Modern forest management may have its roots buried in the rules created over 400 years ago, as it was forbidden to cut and use trees in a zone bordering the coastline in order to protect the land from erosion of the sometimes stormy Baltic Sea. Trees for new boats, firewood and buildings were cut from deep in the forests and transported to the shoreline villages for use, leaving the trees growing along the coast for protection.

First pulp mill

One of the world’s oldest Universities, the University of Tartu was started in Estonia in 1632. Wooden buildings of this period were sawn from the rich Estonian forests. A short time later in 1664, a Swedish company built the first pulp and paper mill in Estonia, once again taking advantage of the vast forests for commercial production of paper.

The Republic of Estonia was established in 1918 and throughout its fight for survival, being occupied alternately by Germans and Russians, the forests played a key part of Estonia’s survival. During the Russian occupation groups of Estonian freedom fighters, called the Forest Brothers, hid in the forests for years, and from these deep hideouts they raided and attacked the foreign occupiers of their country.

Three rings tell the story of forests and civilization

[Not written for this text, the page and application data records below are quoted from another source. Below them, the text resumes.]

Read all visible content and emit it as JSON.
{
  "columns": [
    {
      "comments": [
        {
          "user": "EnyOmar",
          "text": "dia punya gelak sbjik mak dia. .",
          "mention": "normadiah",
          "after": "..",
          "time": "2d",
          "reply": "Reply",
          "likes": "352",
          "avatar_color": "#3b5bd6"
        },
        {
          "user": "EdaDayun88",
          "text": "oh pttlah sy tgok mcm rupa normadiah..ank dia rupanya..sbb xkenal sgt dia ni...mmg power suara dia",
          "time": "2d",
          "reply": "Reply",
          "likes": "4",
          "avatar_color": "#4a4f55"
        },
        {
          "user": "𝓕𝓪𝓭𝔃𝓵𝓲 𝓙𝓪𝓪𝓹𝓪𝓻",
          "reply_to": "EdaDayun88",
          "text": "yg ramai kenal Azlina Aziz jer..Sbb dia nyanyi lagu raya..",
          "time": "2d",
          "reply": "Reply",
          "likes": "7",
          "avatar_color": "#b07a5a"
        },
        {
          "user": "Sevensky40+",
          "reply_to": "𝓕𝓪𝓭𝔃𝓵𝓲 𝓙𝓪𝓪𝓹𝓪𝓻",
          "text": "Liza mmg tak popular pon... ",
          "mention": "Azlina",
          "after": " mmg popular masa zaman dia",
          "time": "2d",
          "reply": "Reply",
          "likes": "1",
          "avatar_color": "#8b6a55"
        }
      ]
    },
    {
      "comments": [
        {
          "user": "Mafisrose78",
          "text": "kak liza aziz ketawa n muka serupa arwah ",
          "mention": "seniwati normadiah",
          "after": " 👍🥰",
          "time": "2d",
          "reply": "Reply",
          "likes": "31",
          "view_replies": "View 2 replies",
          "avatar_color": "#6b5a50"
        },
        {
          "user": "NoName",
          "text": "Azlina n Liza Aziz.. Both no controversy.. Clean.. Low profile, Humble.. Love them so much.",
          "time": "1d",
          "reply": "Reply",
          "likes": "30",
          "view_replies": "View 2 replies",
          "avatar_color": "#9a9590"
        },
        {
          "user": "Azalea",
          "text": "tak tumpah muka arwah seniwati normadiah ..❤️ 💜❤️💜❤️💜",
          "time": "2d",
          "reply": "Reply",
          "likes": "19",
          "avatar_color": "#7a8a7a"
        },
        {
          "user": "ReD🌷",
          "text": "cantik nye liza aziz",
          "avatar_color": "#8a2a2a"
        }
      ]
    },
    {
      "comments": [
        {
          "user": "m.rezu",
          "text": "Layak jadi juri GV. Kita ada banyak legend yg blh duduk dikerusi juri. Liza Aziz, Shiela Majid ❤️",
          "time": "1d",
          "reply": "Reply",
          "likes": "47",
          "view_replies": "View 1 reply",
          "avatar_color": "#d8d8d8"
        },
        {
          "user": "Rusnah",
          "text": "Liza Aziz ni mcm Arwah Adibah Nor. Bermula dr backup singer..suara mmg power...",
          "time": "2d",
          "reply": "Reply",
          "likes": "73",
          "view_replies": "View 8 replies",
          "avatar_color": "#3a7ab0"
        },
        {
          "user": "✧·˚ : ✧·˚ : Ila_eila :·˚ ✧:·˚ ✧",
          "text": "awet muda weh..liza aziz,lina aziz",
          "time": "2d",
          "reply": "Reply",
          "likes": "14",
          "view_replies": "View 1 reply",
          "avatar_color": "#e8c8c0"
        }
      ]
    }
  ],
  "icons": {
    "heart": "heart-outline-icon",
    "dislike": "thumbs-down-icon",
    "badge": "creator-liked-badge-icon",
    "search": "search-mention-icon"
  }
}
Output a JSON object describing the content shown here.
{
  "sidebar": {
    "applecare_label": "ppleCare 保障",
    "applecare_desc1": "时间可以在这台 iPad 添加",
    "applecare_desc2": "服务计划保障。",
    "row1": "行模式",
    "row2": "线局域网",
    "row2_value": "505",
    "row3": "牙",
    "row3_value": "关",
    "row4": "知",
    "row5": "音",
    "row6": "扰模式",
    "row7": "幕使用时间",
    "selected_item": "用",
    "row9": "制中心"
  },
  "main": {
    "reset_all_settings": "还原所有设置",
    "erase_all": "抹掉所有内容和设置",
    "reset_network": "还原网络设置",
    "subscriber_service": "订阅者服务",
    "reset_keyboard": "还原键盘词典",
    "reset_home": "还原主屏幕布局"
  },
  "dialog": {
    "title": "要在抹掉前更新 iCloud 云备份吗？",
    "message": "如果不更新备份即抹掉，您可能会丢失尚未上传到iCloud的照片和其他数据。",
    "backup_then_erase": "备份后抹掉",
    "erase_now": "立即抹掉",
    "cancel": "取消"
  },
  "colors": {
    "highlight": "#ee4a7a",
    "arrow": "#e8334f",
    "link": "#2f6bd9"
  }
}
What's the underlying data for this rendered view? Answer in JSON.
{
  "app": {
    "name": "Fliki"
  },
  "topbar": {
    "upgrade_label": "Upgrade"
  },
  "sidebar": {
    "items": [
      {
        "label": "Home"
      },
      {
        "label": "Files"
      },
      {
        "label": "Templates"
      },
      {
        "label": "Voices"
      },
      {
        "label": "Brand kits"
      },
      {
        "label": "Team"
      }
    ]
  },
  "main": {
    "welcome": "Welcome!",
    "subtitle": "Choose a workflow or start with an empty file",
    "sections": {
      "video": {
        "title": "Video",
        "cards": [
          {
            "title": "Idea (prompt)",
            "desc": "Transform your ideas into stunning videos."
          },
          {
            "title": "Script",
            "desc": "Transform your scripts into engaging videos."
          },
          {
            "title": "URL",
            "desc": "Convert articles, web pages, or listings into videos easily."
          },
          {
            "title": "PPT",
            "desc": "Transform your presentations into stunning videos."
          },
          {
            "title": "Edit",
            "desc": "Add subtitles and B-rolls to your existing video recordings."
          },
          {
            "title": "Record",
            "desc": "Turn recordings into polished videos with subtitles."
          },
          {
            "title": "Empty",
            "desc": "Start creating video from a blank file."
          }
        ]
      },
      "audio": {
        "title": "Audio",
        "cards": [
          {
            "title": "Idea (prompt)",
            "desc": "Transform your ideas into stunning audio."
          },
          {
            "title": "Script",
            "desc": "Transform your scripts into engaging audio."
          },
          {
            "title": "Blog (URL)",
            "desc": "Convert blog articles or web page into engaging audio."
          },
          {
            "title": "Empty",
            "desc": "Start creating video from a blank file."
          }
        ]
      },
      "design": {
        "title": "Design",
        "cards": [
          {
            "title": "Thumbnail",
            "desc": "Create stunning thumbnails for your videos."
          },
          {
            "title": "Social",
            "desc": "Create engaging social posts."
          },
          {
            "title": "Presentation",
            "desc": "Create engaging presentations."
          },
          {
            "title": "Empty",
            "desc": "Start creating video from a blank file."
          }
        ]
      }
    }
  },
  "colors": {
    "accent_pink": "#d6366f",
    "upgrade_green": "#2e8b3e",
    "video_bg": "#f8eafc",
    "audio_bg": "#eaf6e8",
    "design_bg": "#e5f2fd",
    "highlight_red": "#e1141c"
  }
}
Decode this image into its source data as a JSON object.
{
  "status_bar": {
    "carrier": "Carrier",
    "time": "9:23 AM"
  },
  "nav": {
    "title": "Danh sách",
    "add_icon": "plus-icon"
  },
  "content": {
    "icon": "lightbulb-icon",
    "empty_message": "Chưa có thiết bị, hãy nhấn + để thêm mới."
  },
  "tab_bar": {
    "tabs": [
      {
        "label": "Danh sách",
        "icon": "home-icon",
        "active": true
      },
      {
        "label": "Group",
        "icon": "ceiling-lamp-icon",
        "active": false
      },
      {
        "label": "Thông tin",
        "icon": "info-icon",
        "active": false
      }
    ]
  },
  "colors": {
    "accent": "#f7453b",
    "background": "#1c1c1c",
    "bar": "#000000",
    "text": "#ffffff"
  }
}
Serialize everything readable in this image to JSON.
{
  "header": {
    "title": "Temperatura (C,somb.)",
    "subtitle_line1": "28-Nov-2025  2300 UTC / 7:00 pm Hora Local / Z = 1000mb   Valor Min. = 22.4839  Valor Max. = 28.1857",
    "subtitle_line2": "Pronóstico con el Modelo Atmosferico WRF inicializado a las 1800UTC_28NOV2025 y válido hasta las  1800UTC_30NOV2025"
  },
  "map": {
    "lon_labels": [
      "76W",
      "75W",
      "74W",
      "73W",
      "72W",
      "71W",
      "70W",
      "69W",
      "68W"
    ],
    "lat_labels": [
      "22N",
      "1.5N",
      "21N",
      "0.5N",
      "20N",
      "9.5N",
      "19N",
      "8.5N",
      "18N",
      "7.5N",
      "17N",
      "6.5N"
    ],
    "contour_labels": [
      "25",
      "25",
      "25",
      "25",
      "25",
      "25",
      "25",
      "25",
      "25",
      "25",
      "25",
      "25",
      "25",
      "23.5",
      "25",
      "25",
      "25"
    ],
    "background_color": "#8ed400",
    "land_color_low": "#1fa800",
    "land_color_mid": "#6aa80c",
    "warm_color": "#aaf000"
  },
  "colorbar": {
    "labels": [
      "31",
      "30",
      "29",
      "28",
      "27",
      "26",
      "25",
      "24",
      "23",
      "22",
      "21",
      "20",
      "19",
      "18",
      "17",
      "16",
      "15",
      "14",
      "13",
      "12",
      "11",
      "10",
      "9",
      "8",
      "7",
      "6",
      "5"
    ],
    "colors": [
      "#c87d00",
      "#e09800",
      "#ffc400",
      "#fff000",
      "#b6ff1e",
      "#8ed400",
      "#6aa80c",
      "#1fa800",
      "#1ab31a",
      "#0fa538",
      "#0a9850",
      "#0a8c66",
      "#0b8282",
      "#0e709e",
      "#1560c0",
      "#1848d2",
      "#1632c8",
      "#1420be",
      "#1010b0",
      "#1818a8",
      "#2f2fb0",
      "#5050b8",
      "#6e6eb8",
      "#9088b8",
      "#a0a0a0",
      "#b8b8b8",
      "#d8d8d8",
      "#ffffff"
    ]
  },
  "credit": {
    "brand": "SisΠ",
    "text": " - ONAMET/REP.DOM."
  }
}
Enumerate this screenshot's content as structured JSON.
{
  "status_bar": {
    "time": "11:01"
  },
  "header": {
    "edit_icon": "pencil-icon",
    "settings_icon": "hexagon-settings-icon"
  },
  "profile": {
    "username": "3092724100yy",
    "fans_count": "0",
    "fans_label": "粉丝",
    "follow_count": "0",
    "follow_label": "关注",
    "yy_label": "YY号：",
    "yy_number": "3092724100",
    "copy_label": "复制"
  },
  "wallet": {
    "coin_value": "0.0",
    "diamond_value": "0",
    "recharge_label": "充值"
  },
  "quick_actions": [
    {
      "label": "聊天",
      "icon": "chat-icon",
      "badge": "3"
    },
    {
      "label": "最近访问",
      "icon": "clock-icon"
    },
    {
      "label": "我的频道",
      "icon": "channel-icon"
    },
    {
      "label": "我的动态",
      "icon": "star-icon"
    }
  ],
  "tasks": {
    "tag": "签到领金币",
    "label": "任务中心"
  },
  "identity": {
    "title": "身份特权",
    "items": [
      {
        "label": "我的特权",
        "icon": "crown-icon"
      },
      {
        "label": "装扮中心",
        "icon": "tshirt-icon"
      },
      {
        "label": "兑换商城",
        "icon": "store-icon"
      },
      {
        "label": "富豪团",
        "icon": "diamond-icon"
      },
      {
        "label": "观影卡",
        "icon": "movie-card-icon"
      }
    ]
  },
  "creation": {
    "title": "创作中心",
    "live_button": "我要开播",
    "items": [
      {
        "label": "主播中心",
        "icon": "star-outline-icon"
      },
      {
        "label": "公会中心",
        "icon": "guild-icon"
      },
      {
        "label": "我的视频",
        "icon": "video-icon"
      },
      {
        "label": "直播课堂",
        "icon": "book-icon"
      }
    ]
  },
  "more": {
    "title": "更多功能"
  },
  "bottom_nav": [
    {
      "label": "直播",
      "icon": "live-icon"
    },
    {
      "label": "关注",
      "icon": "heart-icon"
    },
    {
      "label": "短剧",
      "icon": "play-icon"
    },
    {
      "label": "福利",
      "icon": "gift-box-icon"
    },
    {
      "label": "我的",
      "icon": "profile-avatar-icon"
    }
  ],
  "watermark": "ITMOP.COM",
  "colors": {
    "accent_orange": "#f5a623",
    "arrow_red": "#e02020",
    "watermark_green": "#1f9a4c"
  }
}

If the tree rings could speak, they would tell the story of the rich history of the Estonian forests that stood proudly while civilization grew up in and around them. The forests still proudly stand today, providing a valuable and renewable resource for the many products reliably made with care and respect.